space at a political event, the commercial value would be the lowest
rate charged for equivalent visibility of commercial advertising
placement in public areas such as bus shelters, billboards, etc.

12. It is not appropriate to compare the amount paid by a corporation for


advertising at events organized by charities or other not-for-profit
organizations. This is because part of the amount paid in such contexts
includes sponsorship costs incurred to support the activity and build
goodwill. An amount in excess of the commercial value of any
advertising would, in the context of transactions involving a political
entity, constitute a contribution to that political entity.

13. The political entity must also be able to demonstrate that attendees of
the event represent a market for the purchaser of advertising space. If
this is not the case, the transaction would constitute a contribution.

14. An offer by a corporation or other entity of goods or services to be

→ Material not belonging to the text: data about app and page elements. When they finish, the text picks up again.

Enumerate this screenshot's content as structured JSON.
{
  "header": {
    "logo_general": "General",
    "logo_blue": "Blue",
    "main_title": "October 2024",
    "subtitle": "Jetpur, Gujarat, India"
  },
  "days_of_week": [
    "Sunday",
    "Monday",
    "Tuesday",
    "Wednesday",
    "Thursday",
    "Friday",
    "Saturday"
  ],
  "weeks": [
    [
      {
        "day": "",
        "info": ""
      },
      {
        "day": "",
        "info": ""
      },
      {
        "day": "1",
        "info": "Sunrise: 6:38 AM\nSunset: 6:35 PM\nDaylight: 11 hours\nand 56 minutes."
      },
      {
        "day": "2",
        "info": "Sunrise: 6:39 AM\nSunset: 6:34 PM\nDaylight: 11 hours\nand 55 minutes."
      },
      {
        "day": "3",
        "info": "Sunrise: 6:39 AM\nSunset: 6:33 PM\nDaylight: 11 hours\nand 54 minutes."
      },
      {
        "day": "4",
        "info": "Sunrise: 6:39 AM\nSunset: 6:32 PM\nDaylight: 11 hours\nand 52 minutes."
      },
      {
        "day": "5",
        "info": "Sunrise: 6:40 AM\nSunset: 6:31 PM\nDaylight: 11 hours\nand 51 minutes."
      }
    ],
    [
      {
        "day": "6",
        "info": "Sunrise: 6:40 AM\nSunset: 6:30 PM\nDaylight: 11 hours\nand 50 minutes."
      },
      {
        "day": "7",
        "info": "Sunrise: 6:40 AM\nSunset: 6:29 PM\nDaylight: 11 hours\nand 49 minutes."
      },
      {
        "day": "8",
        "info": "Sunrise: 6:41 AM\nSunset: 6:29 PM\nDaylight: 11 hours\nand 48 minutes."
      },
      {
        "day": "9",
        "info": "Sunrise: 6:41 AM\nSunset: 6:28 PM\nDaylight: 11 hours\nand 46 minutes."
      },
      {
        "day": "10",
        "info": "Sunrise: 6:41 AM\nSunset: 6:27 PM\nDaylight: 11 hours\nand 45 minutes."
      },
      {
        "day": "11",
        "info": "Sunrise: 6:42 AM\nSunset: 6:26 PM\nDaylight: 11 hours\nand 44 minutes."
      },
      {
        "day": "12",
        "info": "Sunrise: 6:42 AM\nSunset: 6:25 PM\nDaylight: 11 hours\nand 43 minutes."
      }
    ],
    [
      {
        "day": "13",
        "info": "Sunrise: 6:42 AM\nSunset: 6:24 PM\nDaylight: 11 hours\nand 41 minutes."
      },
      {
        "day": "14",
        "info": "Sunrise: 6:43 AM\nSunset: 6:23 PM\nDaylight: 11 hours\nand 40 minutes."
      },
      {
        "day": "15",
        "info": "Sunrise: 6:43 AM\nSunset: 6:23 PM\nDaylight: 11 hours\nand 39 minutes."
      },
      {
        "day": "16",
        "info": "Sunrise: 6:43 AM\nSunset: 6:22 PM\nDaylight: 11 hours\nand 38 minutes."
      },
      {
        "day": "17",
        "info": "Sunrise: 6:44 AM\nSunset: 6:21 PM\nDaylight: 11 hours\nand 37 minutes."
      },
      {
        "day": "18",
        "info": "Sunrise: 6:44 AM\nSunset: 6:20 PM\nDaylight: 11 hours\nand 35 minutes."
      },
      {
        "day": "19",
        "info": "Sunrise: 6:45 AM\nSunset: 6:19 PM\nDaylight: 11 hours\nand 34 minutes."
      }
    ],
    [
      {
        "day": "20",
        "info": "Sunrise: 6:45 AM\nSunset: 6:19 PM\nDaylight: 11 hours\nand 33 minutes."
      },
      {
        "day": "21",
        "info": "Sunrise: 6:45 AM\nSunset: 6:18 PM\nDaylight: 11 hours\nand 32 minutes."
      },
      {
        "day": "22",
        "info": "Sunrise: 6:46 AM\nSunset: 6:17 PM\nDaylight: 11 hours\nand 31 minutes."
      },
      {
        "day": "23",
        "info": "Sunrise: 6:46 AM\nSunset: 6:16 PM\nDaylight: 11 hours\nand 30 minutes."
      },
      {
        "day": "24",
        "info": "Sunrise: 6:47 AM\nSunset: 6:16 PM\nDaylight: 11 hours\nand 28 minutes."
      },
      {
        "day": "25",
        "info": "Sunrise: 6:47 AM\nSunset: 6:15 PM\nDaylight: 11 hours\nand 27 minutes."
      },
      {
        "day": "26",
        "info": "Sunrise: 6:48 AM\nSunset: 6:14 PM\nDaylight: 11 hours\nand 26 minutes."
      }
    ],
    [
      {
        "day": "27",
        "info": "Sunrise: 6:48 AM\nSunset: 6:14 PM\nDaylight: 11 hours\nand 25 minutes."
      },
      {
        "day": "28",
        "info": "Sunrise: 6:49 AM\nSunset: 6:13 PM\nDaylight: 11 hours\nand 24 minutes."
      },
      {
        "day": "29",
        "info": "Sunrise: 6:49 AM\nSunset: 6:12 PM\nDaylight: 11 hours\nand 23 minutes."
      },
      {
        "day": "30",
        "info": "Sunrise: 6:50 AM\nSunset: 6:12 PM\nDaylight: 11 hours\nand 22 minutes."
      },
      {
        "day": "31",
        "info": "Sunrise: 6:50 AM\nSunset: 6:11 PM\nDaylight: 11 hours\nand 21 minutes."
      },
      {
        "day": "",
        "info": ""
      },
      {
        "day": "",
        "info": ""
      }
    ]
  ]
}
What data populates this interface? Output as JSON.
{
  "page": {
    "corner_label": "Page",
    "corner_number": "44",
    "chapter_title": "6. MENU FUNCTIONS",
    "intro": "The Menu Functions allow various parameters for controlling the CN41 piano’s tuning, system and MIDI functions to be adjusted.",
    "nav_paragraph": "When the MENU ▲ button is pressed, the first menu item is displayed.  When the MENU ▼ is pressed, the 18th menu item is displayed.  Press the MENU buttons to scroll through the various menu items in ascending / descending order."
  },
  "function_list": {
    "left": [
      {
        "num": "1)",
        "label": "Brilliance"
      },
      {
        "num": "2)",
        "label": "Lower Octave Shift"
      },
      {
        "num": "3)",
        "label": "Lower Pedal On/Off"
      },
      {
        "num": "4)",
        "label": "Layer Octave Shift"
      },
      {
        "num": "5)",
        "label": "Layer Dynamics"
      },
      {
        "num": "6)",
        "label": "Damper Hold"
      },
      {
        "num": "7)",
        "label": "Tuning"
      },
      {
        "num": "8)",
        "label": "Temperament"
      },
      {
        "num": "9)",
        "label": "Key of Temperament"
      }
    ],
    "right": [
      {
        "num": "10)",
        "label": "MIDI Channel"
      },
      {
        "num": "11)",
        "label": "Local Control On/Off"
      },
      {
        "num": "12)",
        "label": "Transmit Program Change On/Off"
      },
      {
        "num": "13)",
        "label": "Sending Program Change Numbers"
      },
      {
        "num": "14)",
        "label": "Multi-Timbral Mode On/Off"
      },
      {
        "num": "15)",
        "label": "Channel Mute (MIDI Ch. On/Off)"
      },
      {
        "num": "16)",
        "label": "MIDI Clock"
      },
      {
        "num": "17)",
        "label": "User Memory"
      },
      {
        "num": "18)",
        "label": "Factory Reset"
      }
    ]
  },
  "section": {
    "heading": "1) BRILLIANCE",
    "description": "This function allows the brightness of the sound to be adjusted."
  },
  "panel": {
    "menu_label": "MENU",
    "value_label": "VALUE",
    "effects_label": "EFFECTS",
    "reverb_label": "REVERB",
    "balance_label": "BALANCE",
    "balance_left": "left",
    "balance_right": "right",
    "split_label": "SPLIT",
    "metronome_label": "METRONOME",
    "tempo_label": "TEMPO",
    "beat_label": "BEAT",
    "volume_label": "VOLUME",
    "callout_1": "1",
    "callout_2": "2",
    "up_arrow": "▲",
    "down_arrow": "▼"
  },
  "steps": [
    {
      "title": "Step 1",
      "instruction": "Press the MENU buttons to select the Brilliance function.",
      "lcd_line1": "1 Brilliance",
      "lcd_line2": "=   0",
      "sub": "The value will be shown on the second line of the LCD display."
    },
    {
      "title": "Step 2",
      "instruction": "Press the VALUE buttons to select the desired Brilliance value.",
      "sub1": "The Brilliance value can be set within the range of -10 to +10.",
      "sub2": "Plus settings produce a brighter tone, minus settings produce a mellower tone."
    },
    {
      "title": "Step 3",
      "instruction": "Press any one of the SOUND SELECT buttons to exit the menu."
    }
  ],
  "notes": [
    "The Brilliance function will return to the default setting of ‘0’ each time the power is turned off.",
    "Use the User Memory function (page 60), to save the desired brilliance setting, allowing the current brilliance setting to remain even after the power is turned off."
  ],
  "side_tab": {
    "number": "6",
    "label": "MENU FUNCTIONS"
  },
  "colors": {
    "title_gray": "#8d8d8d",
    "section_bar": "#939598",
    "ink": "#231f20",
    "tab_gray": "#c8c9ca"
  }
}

distributed or made available to attendees at a political event should be
refused, as the Act provides that the offering of goods or services at less
than commercial value constitutes a contribution. This is so even if such
offering represents a normal business practice in another context.